Assigned task
Search the data below for the string "more" and copy all lines where it shows up.

....

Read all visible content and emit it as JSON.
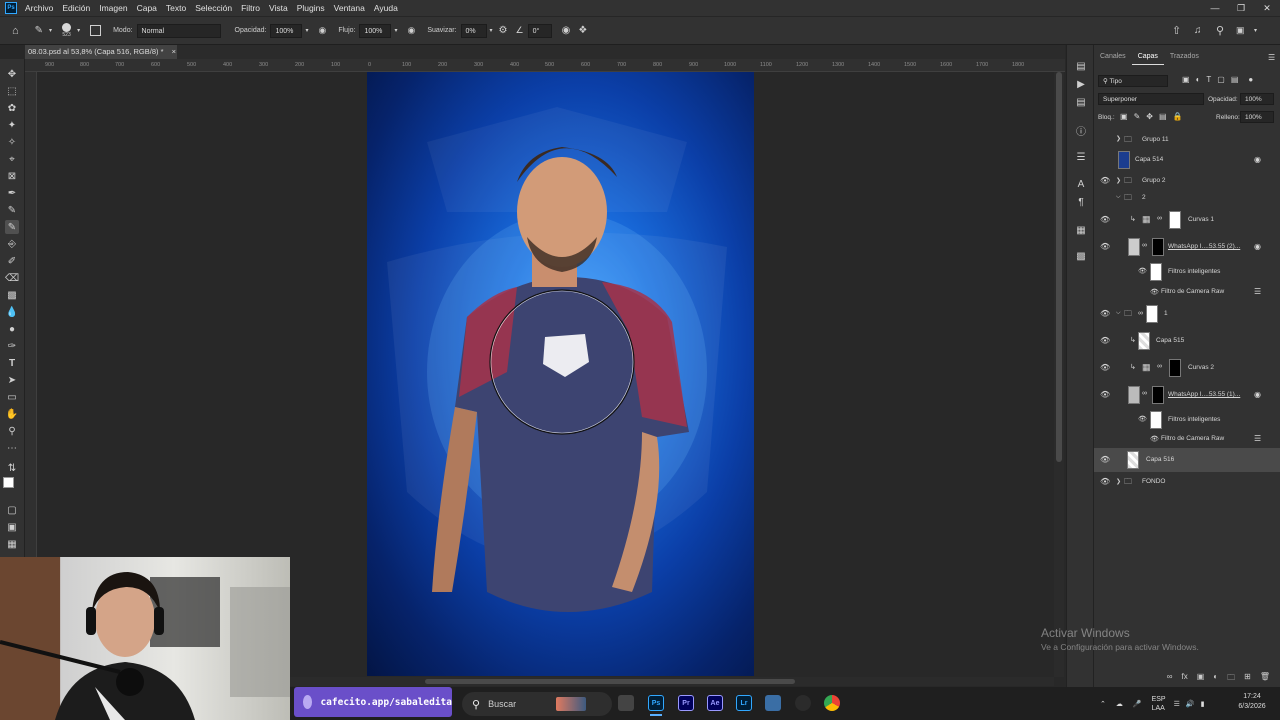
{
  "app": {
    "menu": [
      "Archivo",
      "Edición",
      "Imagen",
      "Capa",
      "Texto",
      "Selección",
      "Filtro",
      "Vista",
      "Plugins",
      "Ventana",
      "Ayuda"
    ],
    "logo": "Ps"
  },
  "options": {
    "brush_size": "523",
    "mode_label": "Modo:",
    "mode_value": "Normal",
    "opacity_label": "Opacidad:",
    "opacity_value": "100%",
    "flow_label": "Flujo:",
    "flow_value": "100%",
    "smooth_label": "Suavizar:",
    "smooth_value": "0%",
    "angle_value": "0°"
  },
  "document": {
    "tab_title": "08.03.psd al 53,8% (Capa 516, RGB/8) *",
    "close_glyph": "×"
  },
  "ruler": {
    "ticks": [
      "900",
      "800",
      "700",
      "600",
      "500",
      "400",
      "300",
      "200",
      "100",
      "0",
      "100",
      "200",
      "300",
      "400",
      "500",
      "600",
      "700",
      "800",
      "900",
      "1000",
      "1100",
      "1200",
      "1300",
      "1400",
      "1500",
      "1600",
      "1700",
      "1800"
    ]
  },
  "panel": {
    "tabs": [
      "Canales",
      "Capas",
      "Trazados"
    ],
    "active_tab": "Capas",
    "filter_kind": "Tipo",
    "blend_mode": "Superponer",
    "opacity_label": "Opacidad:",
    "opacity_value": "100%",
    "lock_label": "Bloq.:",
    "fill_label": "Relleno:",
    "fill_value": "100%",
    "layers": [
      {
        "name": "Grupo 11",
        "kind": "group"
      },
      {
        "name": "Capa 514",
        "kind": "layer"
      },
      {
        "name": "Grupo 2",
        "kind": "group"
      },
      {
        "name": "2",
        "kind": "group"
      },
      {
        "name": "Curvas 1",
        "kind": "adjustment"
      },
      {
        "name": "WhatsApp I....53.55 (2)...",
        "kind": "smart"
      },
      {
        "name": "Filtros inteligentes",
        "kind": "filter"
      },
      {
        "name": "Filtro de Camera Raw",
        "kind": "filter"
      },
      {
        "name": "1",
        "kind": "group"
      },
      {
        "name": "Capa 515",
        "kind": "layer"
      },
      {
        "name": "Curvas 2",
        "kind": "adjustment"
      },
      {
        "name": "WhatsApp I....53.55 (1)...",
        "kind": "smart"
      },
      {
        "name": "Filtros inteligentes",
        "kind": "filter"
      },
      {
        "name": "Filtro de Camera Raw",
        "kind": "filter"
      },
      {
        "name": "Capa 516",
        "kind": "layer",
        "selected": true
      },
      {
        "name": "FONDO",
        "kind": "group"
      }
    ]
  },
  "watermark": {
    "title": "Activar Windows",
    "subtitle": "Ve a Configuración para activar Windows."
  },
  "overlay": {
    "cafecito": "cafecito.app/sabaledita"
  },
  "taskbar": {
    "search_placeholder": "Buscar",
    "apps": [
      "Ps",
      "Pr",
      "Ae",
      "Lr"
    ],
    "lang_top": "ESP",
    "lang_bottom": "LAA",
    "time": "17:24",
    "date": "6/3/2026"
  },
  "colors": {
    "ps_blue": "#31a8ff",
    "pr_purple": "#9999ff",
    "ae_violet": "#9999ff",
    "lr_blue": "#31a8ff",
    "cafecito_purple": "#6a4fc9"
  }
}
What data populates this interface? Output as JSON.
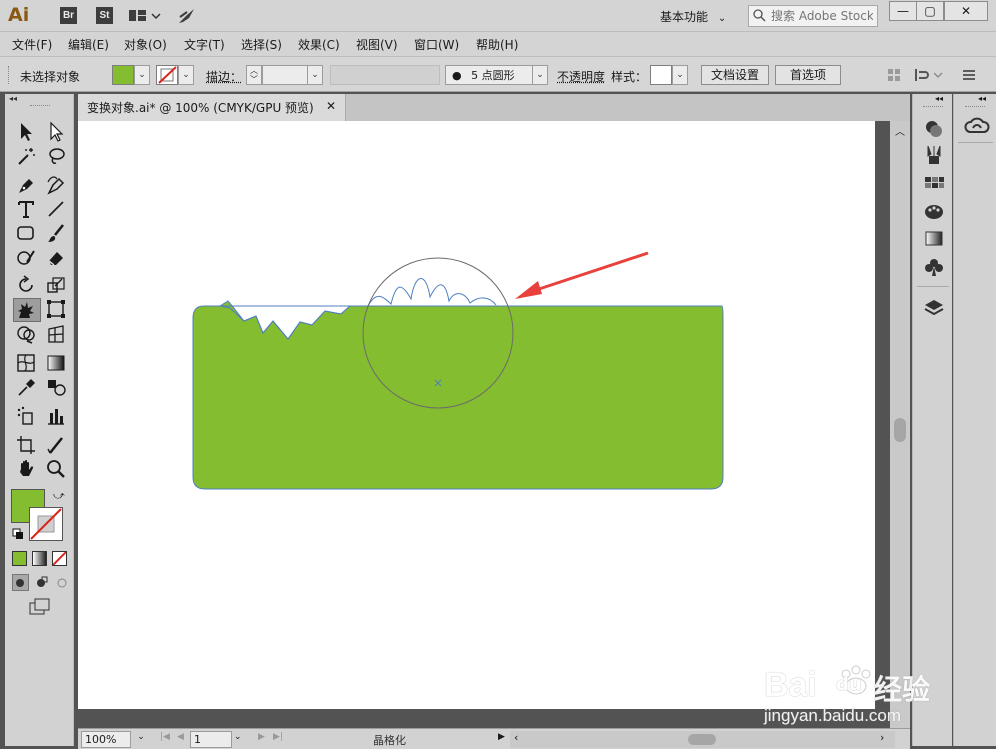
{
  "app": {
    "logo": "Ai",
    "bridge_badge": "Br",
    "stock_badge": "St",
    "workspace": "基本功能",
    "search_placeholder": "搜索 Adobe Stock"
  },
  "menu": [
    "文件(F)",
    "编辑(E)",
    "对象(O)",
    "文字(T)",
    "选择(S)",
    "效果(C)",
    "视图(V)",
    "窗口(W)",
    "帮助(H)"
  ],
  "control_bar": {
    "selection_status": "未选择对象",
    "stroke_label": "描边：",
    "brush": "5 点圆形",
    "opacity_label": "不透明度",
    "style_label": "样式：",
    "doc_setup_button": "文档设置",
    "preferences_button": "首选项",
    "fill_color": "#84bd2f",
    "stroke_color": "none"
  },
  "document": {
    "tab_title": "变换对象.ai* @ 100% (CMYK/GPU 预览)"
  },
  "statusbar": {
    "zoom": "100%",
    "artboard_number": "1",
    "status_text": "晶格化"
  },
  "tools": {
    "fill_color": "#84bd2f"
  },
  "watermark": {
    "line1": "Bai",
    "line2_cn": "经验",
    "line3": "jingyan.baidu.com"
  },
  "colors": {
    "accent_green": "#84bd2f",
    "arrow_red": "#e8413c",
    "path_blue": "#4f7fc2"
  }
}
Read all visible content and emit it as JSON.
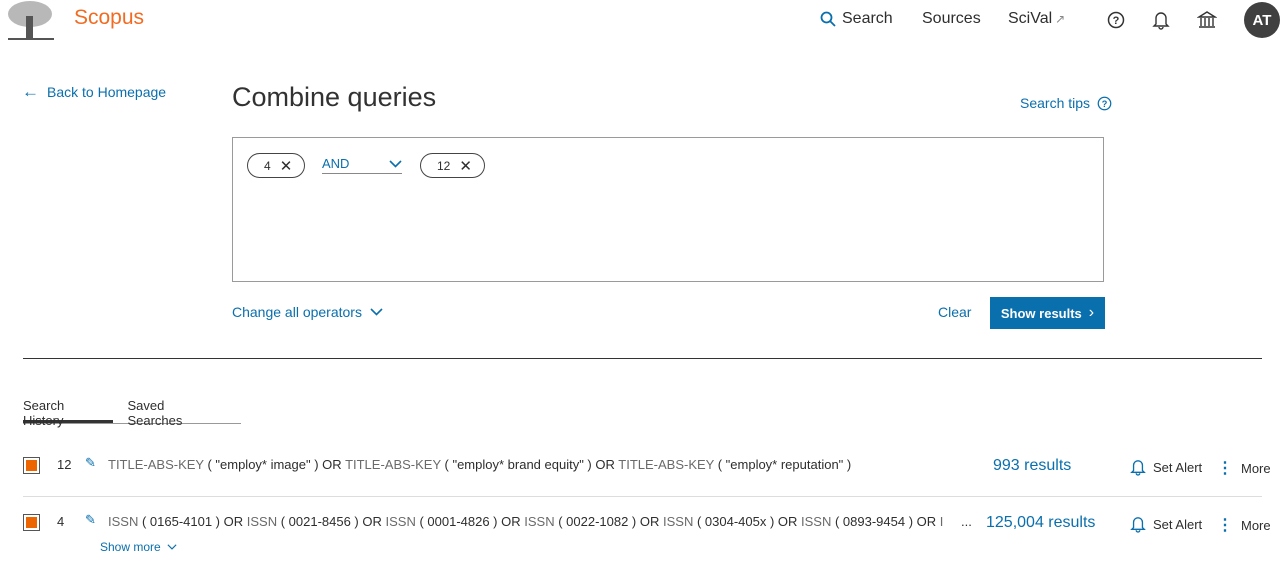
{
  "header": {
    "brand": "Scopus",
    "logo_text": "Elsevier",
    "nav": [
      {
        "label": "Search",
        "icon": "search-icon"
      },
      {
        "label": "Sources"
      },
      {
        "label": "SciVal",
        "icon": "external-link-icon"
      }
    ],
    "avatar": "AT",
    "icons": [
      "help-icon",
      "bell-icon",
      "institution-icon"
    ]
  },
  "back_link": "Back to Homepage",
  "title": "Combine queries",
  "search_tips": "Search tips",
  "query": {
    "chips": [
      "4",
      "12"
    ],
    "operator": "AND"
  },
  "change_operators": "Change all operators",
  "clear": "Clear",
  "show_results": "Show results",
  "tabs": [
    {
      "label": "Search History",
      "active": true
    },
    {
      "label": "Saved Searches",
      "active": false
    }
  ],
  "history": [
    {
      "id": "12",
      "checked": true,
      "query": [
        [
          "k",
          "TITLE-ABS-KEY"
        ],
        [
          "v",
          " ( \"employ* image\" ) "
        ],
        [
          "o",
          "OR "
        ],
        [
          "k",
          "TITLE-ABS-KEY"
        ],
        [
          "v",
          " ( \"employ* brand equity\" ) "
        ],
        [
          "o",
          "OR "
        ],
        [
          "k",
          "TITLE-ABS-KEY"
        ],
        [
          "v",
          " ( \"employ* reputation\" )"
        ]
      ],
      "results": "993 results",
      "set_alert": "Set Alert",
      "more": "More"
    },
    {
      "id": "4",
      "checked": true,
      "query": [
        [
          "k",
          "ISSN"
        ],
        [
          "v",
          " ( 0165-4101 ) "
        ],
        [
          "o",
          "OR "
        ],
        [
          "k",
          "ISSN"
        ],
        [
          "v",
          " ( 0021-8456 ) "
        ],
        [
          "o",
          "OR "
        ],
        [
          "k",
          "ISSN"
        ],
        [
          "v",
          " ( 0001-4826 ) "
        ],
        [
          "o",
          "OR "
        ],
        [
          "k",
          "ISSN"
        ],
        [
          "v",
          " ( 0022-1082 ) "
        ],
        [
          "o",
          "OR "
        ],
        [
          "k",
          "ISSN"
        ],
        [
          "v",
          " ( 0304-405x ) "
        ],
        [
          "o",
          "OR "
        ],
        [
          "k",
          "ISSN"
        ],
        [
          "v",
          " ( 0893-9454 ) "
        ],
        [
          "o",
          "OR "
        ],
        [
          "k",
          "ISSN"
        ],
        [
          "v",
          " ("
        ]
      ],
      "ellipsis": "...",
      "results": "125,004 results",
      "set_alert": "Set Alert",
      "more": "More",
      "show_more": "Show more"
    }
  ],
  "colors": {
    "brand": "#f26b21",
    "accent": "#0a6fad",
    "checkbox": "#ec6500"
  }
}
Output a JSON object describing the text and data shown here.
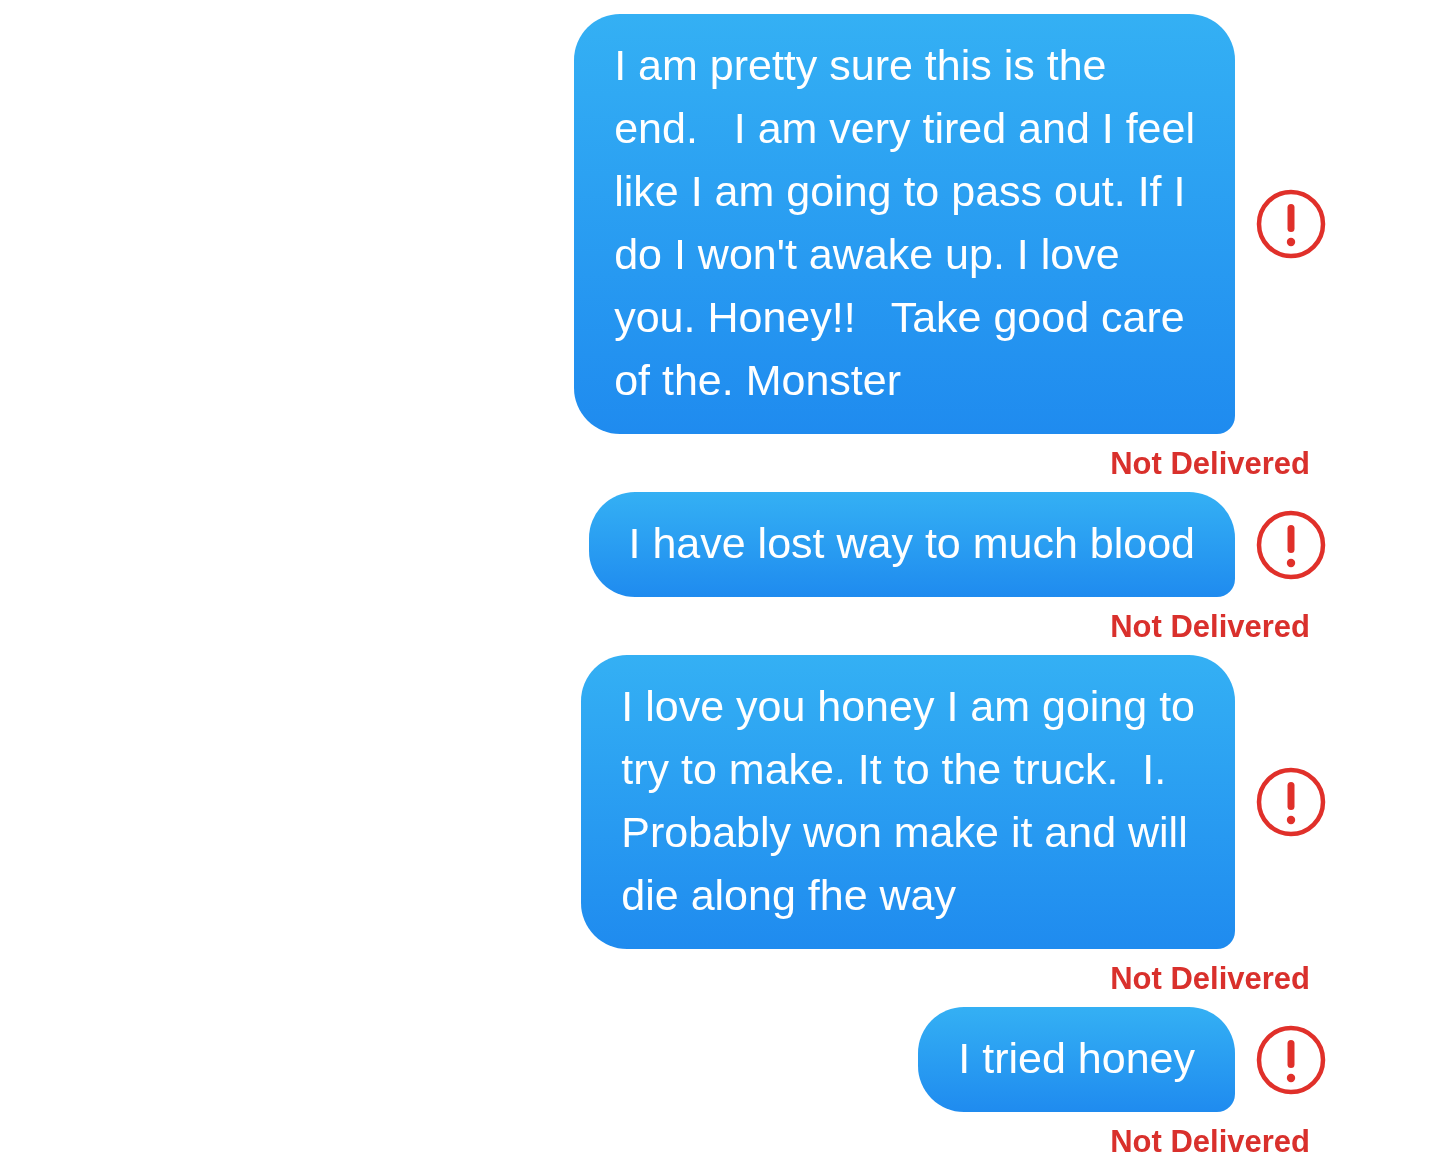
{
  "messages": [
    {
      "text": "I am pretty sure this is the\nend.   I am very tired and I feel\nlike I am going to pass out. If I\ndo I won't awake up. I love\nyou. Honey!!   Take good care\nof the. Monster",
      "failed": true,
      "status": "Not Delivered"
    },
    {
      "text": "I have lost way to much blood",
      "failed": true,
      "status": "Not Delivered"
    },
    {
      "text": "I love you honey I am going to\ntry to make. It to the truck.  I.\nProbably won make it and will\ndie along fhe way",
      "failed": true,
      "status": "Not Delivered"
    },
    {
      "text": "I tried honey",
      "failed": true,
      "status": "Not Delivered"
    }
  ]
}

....

Completed exercise
      "more": "More"
      "more": "More",
      "show_more": "Show more"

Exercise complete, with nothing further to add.